The number of mammograms at St. Francis declined from 27,808 in 2019 to 25,265 in 2020, and colonoscopies from 2,909 to 2,244, the hospital reports.

“This will certainly delay catching cancers that could have been caught at an earlier stage,” Vogel said. “It makes a difference in how aggressive the treatment needs to be and what the cure rate will be.”

Lung cancer, for example, is the most common and most deadly cancer, But it’s often caught in the late stages, making a difference in the intensity of treatment and the outcome.

And it’s not just cancer. People who put off routine doctor visits or annual exams during the pandemic could see chronic conditions go undiagnosed or worsen, she said.

Conditions like diabetes, high cholesterol and high blood pressure have cumulative impacts and the earlier they can be caught and managed, the lower the chances are that a patient will suffer long-term effects, she said.

“High blood pressure could cause damage to the heart or a stroke, and diabetes can have an impact on kidneys, eyes and circulation,” she said. “Early management and continued management of all these is really important.”

Prisma Health cardiologist Dr. David Manly recalls the patient who showed up suffering both a stroke and heart attack after weeks of chest pain and shortness of breath. And the young man who had symptoms of a heart attack in July but wasn’t seen until August.

“There are numerous anecdotes between myself and my partners of patients showing up with a heart attack who had symptoms on and off for a week, but were so scared to come to the ER because they were worried about Covid,” he said.

“I do think there are some people who are extremely anxious over Covid, but there are ways to communicate and get help,” he added. “And telemedicine visits are certainly possible.”

Because the longer symptoms go without treatment, the risk of irreversible heart damage increases, he said.

“Cardiovascular disease is still the leading cause of death, so certainly if someone has symptoms that could be attributable to heart disease, it’s never good to wait,” he said. “Delaying treatment by hours and days can be the determination between life and death.

“Unfortunately, throughout this pandemic, this happened.”

Dr. Robert M. Malanuk, a cardiologist with Lexington Medical Center, said research shows there was an increase in deaths nationwide in 2020 over 2019, and while most of that was from Covid, a good portion was from other causes, such as heart disease.

Conducted by researchers from Virginia Commonwealth University and Yale and published in the Journal of the American Medical Association, the study concluded that 65 percent of the 87,000 excess deaths recorded in the U.S. between March 1 and April 25, 2020, were from Covid, but the rest were from other causes.

Malanuk said that when people didn’t have access to their providers, either out of fear or confusion or because offices were closed for a period of time, they were often sicker when they got to the hospital than if they’d been getting regular care.

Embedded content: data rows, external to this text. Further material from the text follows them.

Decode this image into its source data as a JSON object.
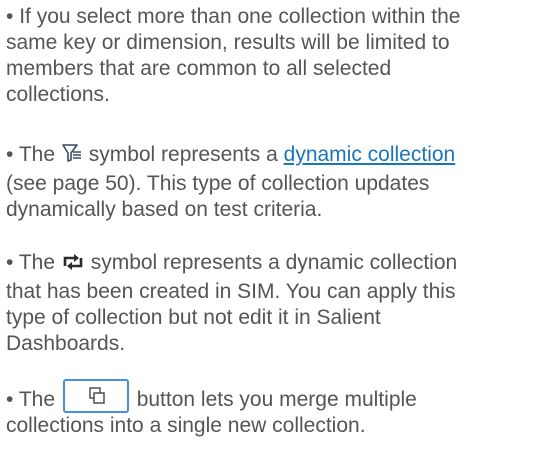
{
  "paragraphs": {
    "p1": {
      "bullet": "•",
      "lines": [
        "If you select more than one collection within the",
        "same key or dimension, results will be limited to",
        "members that are common to all selected",
        "collections."
      ]
    },
    "p2": {
      "bullet": "•",
      "pre": "The",
      "icon": "dynamic-collection-filter-icon",
      "mid": "symbol represents a",
      "link": "dynamic collection",
      "lines": [
        "(see page 50). This type of collection updates",
        "dynamically based on test criteria."
      ]
    },
    "p3": {
      "bullet": "•",
      "pre": "The",
      "icon": "sim-collection-loop-icon",
      "mid": "symbol represents a dynamic collection",
      "lines": [
        "that has been created in SIM. You can apply this",
        "type of collection but not edit it in Salient",
        "Dashboards."
      ]
    },
    "p4": {
      "bullet": "•",
      "pre": "The",
      "button_icon": "merge-collections-icon",
      "mid": "button lets you merge multiple",
      "lines": [
        "collections into a single new collection."
      ]
    }
  },
  "colors": {
    "text": "#555555",
    "link": "#1b75bc",
    "button_border": "#4a90d9"
  }
}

“When the world shut down in April, our visits plummeted,” he said. “The number of diagnostic tests, and lab tests and prescriptions written declined during the early period of 2020 when people weren’t accessing health care like they should.”

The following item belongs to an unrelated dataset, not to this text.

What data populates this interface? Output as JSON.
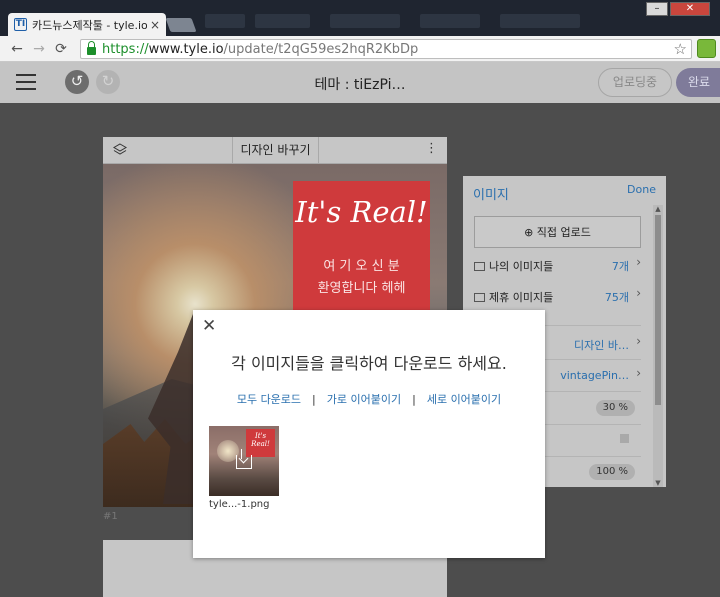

While providers and patients adapted quickly to telehealth, Malanuk said there are certain things that require face-to-face visits, noting that clinics are back to full capacity now.

“People are certainly seeking out appropriate care (now),” he said. “Our patient population in the Midlands has gone back to life as usual.”

Hong said that confidence in using the health care system increases as more people are vaccinated.

“We would strongly encourage people to catch up on wellness visits, cancer screenings, vaccinations, if they are behind,” he said. “We would equally strongly encourage people to get vaccinated.”

Vogel said that besides options for virtual or phone visits, strict Covid precautions have made patient visits safer at the cancer center and physician offices.

“There has been a huge change in the way that people practice to make it safe and feasible to work with physicians,” she said.

Manly said that between use of precautions and vaccinations, medical spaces are some of the safest places there are.

“Our frontline workers have been so amazing and courageous,” he said.

“They’re doing everything they can to keep themselves and the community safe.”